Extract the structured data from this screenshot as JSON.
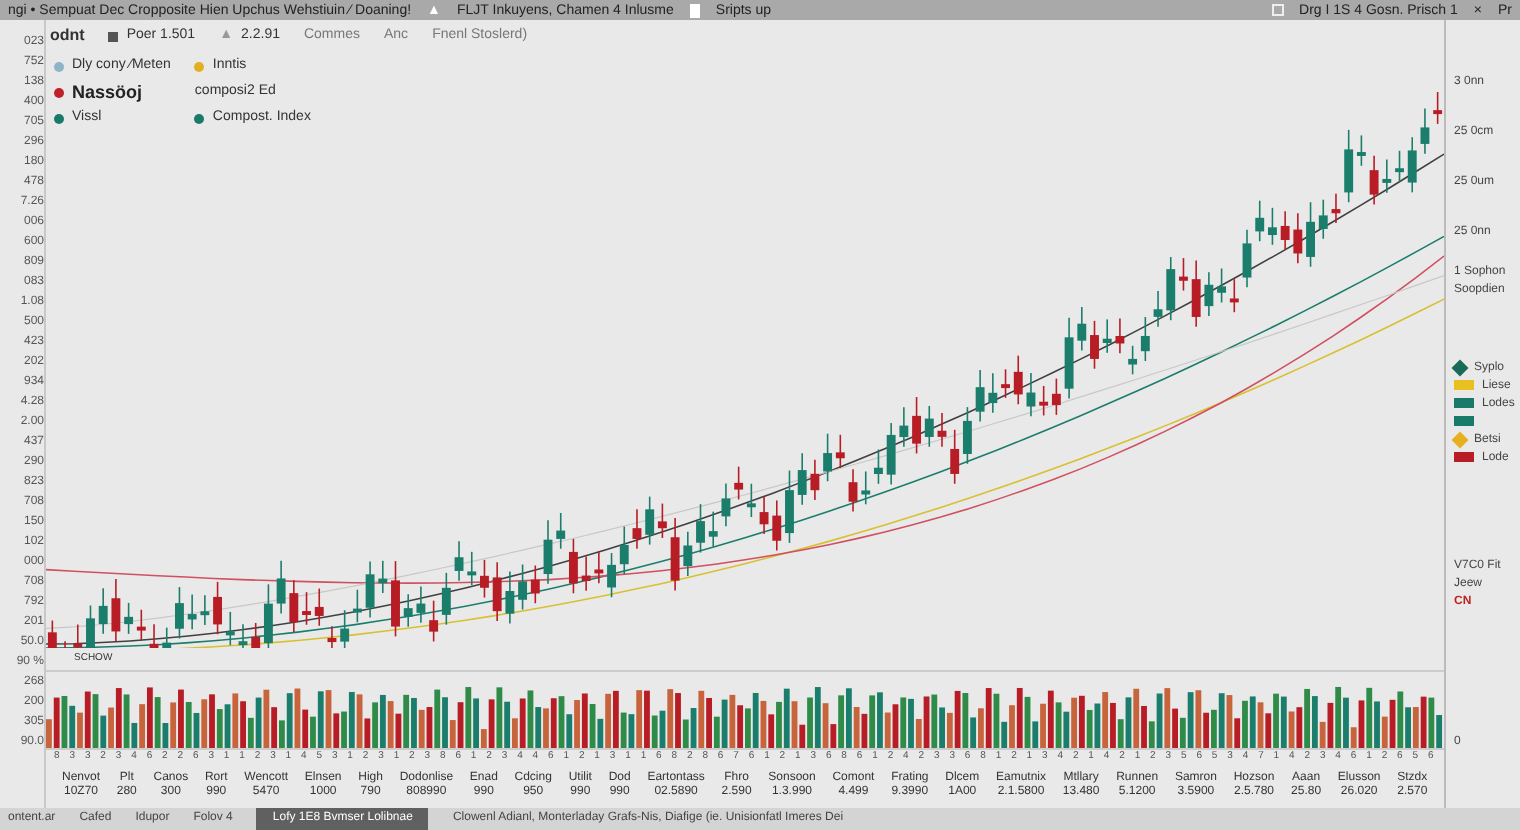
{
  "top_bar": {
    "left": "ngi • Sempuat  Dec  Cropposite Hien Upchus Wehstiuin ⁄ Doaning!",
    "middle": "FLJT Inkuyens, Chamen 4 Inlusme",
    "warning": "▲",
    "doc": "Sripts up",
    "right": "Drg I 1S 4 Gosn. Prisch 1",
    "close": "×",
    "far": "Pr"
  },
  "header": {
    "title": "odnt",
    "stat_1": "Poer 1.501",
    "triangle": "▲",
    "stat_2": "2.2.91",
    "link_1": "Commes",
    "link_2": "Anc",
    "link_3": "Fnenl Stoslerd)"
  },
  "legend": [
    {
      "label": "Dly cony ⁄Meten",
      "color": "#8fb4c8",
      "emphasis": false
    },
    {
      "label": "Inntis",
      "color": "#e0b020",
      "emphasis": false
    },
    {
      "label": "Nassöoj",
      "color": "#c0202a",
      "emphasis": true
    },
    {
      "label": "composi2 Ed",
      "emphasis": false
    },
    {
      "label": "Vissl",
      "color": "#1a7a6a",
      "emphasis": false
    },
    {
      "label": "Compost. Index",
      "color": "#1a7a6a",
      "emphasis": false
    }
  ],
  "left_axis": [
    "023",
    "752",
    "138",
    "400",
    "705",
    "296",
    "180",
    "478",
    "7.26",
    "006",
    "600",
    "809",
    "083",
    "1.08",
    "500",
    "423",
    "202",
    "934",
    "4.28",
    "2.00",
    "437",
    "290",
    "823",
    "708",
    "150",
    "102",
    "000",
    "708",
    "792",
    "201",
    "50.0",
    "90 %",
    "268",
    "200",
    "305",
    "90.0"
  ],
  "right_axis": [
    "3 0nn",
    "25 0cm",
    "25 0um",
    "25 0nn"
  ],
  "right_notes": [
    "1 Sophon",
    "Soopdien"
  ],
  "right_legend": [
    {
      "label": "Syplo",
      "color": "#1a6a5a",
      "kind": "diamond"
    },
    {
      "label": "Liese",
      "color": "#e8c020",
      "kind": "bar"
    },
    {
      "label": "Lodes",
      "color": "#1a7a6a",
      "kind": "bar"
    },
    {
      "color": "#1a7a6a",
      "kind": "bar"
    },
    {
      "label": "Betsi",
      "color": "#e8b020",
      "kind": "diamond"
    },
    {
      "label": "Lode",
      "color": "#b81c24",
      "kind": "bar"
    }
  ],
  "volume_panel": {
    "title": "V7C0 Fit",
    "sub": "Jeew",
    "badge": "CN",
    "zero": "0",
    "label": "SCHOW"
  },
  "volume_digits": [
    "8",
    "3",
    "3",
    "2",
    "3",
    "4",
    "6",
    "2",
    "2",
    "6",
    "3",
    "1",
    "1",
    "2",
    "3",
    "1",
    "4",
    "5",
    "3",
    "1",
    "2",
    "3",
    "1",
    "2",
    "3",
    "8",
    "6",
    "1",
    "2",
    "3",
    "4",
    "4",
    "6",
    "1",
    "2",
    "1",
    "3",
    "1",
    "1",
    "6",
    "8",
    "2",
    "8",
    "6",
    "7",
    "6",
    "1",
    "2",
    "1",
    "3",
    "6",
    "8",
    "6",
    "1",
    "2",
    "4",
    "2",
    "3",
    "3",
    "6",
    "8",
    "1",
    "2",
    "1",
    "3",
    "4",
    "2",
    "1",
    "4",
    "2",
    "1",
    "2",
    "3",
    "5",
    "6",
    "5",
    "3",
    "4",
    "7",
    "1",
    "4",
    "2",
    "3",
    "4",
    "6",
    "1",
    "2",
    "6",
    "5",
    "6"
  ],
  "x_labels": [
    {
      "name": "Nenvot",
      "value": "10Z70"
    },
    {
      "name": "Plt",
      "value": "280"
    },
    {
      "name": "Canos",
      "value": "300"
    },
    {
      "name": "Rort",
      "value": "990"
    },
    {
      "name": "Wencott",
      "value": "5470"
    },
    {
      "name": "Elnsen",
      "value": "1000"
    },
    {
      "name": "High",
      "value": "790"
    },
    {
      "name": "Dodonlise",
      "value": "808990"
    },
    {
      "name": "Enad",
      "value": "990"
    },
    {
      "name": "Cdcing",
      "value": "950"
    },
    {
      "name": "Utilit",
      "value": "990"
    },
    {
      "name": "Dod",
      "value": "990"
    },
    {
      "name": "Eartontass",
      "value": "02.5890"
    },
    {
      "name": "Fhro",
      "value": "2.590"
    },
    {
      "name": "Sonsoon",
      "value": "1.3.990"
    },
    {
      "name": "Comont",
      "value": "4.499"
    },
    {
      "name": "Frating",
      "value": "9.3990"
    },
    {
      "name": "Dlcem",
      "value": "1A00"
    },
    {
      "name": "Eamutnix",
      "value": "2.1.5800"
    },
    {
      "name": "Mtllary",
      "value": "13.480"
    },
    {
      "name": "Runnen",
      "value": "5.1200"
    },
    {
      "name": "Samron",
      "value": "3.5900"
    },
    {
      "name": "Hozson",
      "value": "2.5.780"
    },
    {
      "name": "Aaan",
      "value": "25.80"
    },
    {
      "name": "Elusson",
      "value": "26.020"
    },
    {
      "name": "Stzdx",
      "value": "2.570"
    }
  ],
  "status_bar": {
    "items": [
      {
        "label": "ontent.ar",
        "selected": false
      },
      {
        "label": "Cafed",
        "selected": false
      },
      {
        "label": "Idupor",
        "selected": false
      },
      {
        "label": "Folov 4",
        "selected": false
      },
      {
        "label": "Lofy 1E8 Bvmser Lolibnae",
        "selected": true
      },
      {
        "label": "Clowenl Adianl, Monterladay Grafs-Nis, Diafige (ie. Unisionfatl Imeres Dei",
        "selected": false
      }
    ]
  }
}
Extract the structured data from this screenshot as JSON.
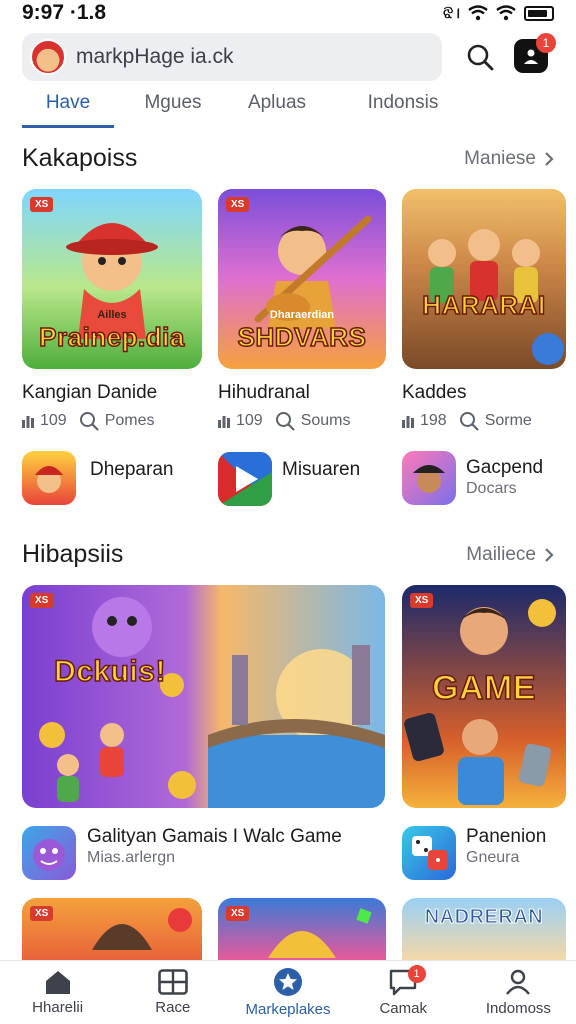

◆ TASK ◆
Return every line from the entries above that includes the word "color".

◆ WRITTEN REPLY ◆
      "color": "#8fb4c8",
      "color": "#e0b020",
      "color": "#c0202a",
      "color": "#1a7a6a",
      "color": "#1a7a6a",
      "color": "#1a6a5a",
      "color": "#e8c020",
      "color": "#1a7a6a",
      "color": "#1a7a6a",
      "color": "#e8b020",
      "color": "#b81c24",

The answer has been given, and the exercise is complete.